> **Given records**:
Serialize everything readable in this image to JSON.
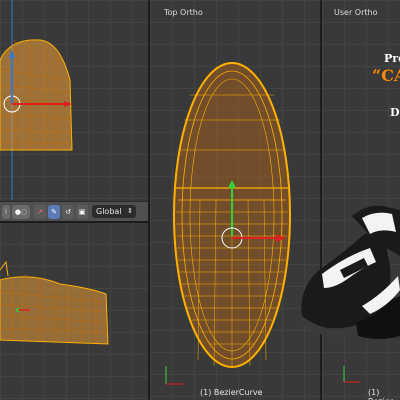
{
  "viewports": {
    "top_ortho_label": "Top Ortho",
    "user_ortho_label": "User Ortho",
    "object_name": "(1) BezierCurve",
    "object_name_right": "(1) Bezier"
  },
  "header": {
    "transform_orientation": "Global"
  },
  "overlay": {
    "line1": "Pre",
    "line2": "“CA",
    "line3": "D"
  },
  "colors": {
    "wire": "#f5a623",
    "accent": "#ff8a00",
    "grid_bg": "#393939"
  }
}
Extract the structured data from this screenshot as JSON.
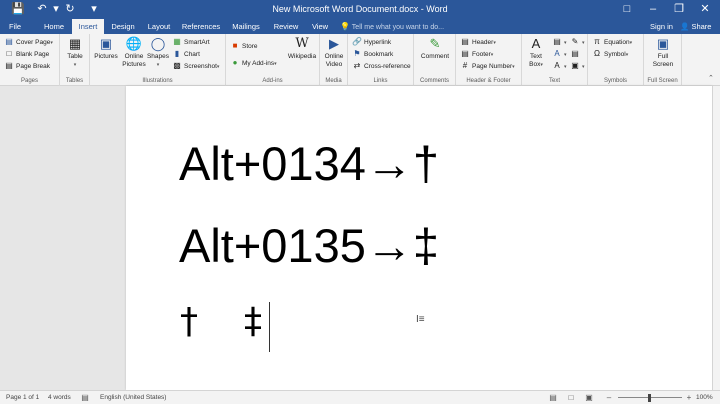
{
  "titlebar": {
    "title": "New Microsoft Word Document.docx - Word",
    "save_icon": "save-icon",
    "undo_icon": "undo-icon",
    "redo_icon": "redo-icon",
    "customize_icon": "customize-icon"
  },
  "tabs": [
    "File",
    "Home",
    "Insert",
    "Design",
    "Layout",
    "References",
    "Mailings",
    "Review",
    "View"
  ],
  "active_tab": "Insert",
  "tell_me": "Tell me what you want to do...",
  "sign_in": "Sign in",
  "share": "Share",
  "ribbon": {
    "pages": {
      "label": "Pages",
      "cover_page": "Cover Page",
      "blank_page": "Blank Page",
      "page_break": "Page Break"
    },
    "tables": {
      "label": "Tables",
      "table": "Table"
    },
    "illustrations": {
      "label": "Illustrations",
      "pictures": "Pictures",
      "online_pictures_1": "Online",
      "online_pictures_2": "Pictures",
      "shapes": "Shapes",
      "smartart": "SmartArt",
      "chart": "Chart",
      "screenshot": "Screenshot"
    },
    "addins": {
      "label": "Add-ins",
      "store": "Store",
      "my_addins": "My Add-ins",
      "wikipedia": "Wikipedia"
    },
    "media": {
      "label": "Media",
      "online_video_1": "Online",
      "online_video_2": "Video"
    },
    "links": {
      "label": "Links",
      "hyperlink": "Hyperlink",
      "bookmark": "Bookmark",
      "cross_reference": "Cross-reference"
    },
    "comments": {
      "label": "Comments",
      "comment": "Comment"
    },
    "header_footer": {
      "label": "Header & Footer",
      "header": "Header",
      "footer": "Footer",
      "page_number": "Page Number"
    },
    "text": {
      "label": "Text",
      "text_box_1": "Text",
      "text_box_2": "Box"
    },
    "symbols": {
      "label": "Symbols",
      "equation": "Equation",
      "symbol": "Symbol"
    },
    "full_screen": {
      "label": "Full Screen",
      "button_1": "Full",
      "button_2": "Screen"
    }
  },
  "document": {
    "line1": "Alt+0134→†",
    "line2": "Alt+0135→‡",
    "glyph1": "†",
    "glyph2": "‡"
  },
  "statusbar": {
    "page": "Page 1 of 1",
    "words": "4 words",
    "language": "English (United States)",
    "zoom": "100%"
  },
  "colors": {
    "accent": "#2b579a",
    "ribbon": "#f3f3f3",
    "canvas": "#e6e6e6"
  }
}
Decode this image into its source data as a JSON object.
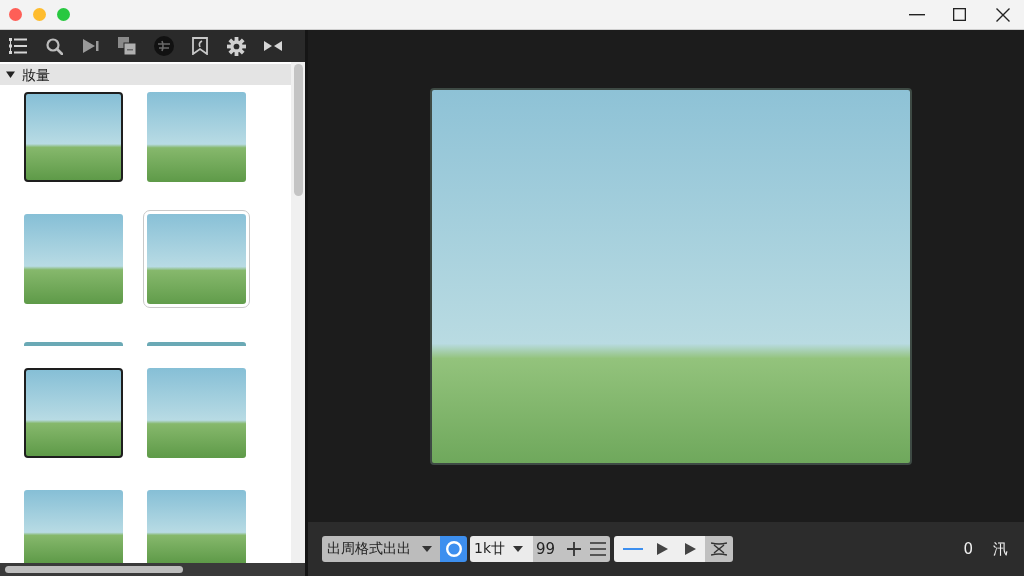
{
  "sidebar": {
    "group": {
      "label": "妝量",
      "expanded": true
    },
    "thumbnails": [
      {
        "kind": "full",
        "selected": true,
        "highlighted": false
      },
      {
        "kind": "full",
        "selected": false,
        "highlighted": false
      },
      {
        "kind": "full",
        "selected": false,
        "highlighted": false
      },
      {
        "kind": "full",
        "selected": false,
        "highlighted": true
      },
      {
        "kind": "strip",
        "selected": false,
        "highlighted": false
      },
      {
        "kind": "strip",
        "selected": false,
        "highlighted": false
      },
      {
        "kind": "full",
        "selected": true,
        "highlighted": false
      },
      {
        "kind": "full",
        "selected": false,
        "highlighted": false
      },
      {
        "kind": "partial",
        "selected": false,
        "highlighted": false
      },
      {
        "kind": "partial",
        "selected": false,
        "highlighted": false
      }
    ]
  },
  "bottom_bar": {
    "format_dropdown": {
      "value": "出周格式出出"
    },
    "circle_toggle": {
      "on": true
    },
    "size_dropdown": {
      "value": "1k廿"
    },
    "count": "99",
    "counter": "0",
    "status": "汛"
  }
}
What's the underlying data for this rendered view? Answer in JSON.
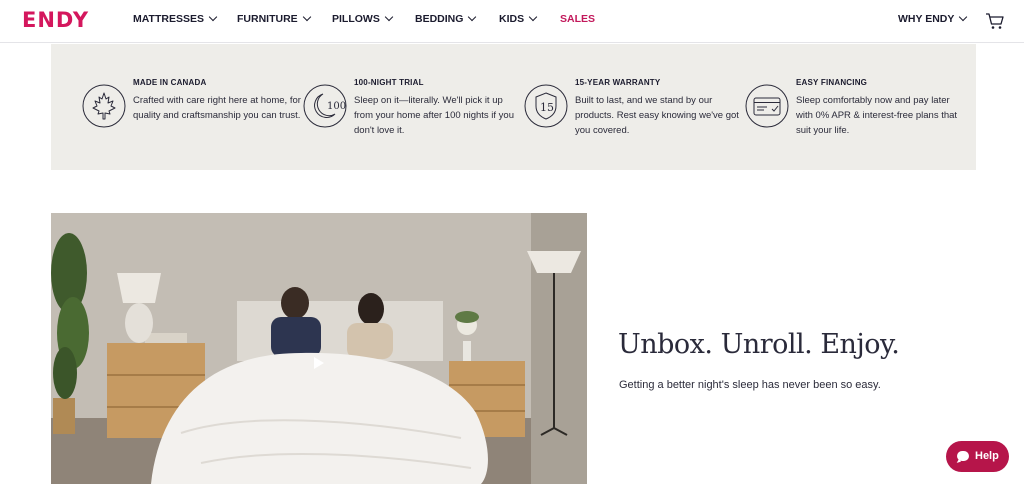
{
  "brand": {
    "logo_text": "ENDY",
    "color": "#d4175d"
  },
  "nav": {
    "items": [
      {
        "label": "MATTRESSES",
        "dropdown": true
      },
      {
        "label": "FURNITURE",
        "dropdown": true
      },
      {
        "label": "PILLOWS",
        "dropdown": true
      },
      {
        "label": "BEDDING",
        "dropdown": true
      },
      {
        "label": "KIDS",
        "dropdown": true
      },
      {
        "label": "SALES",
        "dropdown": false,
        "color": "#c2185b"
      }
    ],
    "right_item": {
      "label": "WHY ENDY",
      "dropdown": true
    },
    "cart_icon": "cart-icon"
  },
  "features": [
    {
      "icon": "maple-leaf-icon",
      "title": "MADE IN CANADA",
      "desc": "Crafted with care right here at home, for quality and craftsmanship you can trust."
    },
    {
      "icon": "moon-100-icon",
      "icon_text": "100",
      "title": "100-NIGHT TRIAL",
      "desc": "Sleep on it—literally. We'll pick it up from your home after 100 nights if you don't love it."
    },
    {
      "icon": "shield-15-icon",
      "icon_text": "15",
      "title": "15-YEAR WARRANTY",
      "desc": "Built to last, and we stand by our products. Rest easy knowing we've got you covered."
    },
    {
      "icon": "credit-card-icon",
      "title": "EASY FINANCING",
      "desc": "Sleep comfortably now and pay later with 0% APR & interest-free plans that suit your life."
    }
  ],
  "hero": {
    "headline": "Unbox. Unroll. Enjoy.",
    "subline": "Getting a better night's sleep has never been so easy.",
    "video_play_icon": "play-icon"
  },
  "help_button": {
    "label": "Help",
    "color": "#b6154a"
  }
}
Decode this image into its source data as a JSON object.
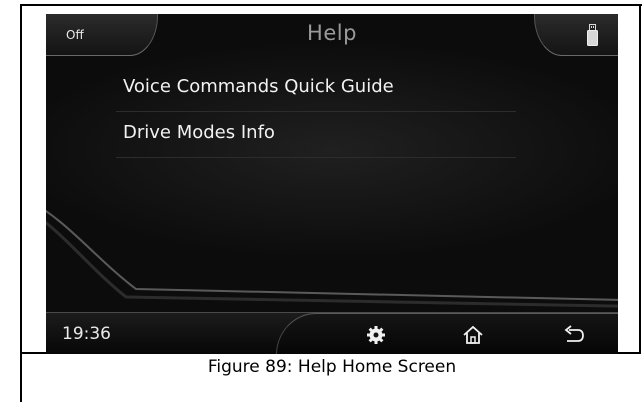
{
  "header": {
    "off_label": "Off",
    "title": "Help",
    "usb_icon": "usb-drive-icon"
  },
  "menu": {
    "items": [
      {
        "label": "Voice Commands Quick Guide"
      },
      {
        "label": "Drive Modes Info"
      }
    ]
  },
  "bottom_bar": {
    "time": "19:36",
    "icons": [
      "settings-gear-icon",
      "home-icon",
      "back-arrow-icon"
    ]
  },
  "caption": "Figure 89: Help Home Screen",
  "colors": {
    "screen_background": "#0b0b0b",
    "title_text": "#9a9a9a",
    "menu_text": "#f2f2f2"
  }
}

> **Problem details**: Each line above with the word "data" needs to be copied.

> **Result for this task**:
Extract the structured data from this screenshot as JSON.
Decode this image into its source data as a JSON object.
What's the underlying data for this rendered view? Answer in JSON.
Decode this image into its source data as a JSON object.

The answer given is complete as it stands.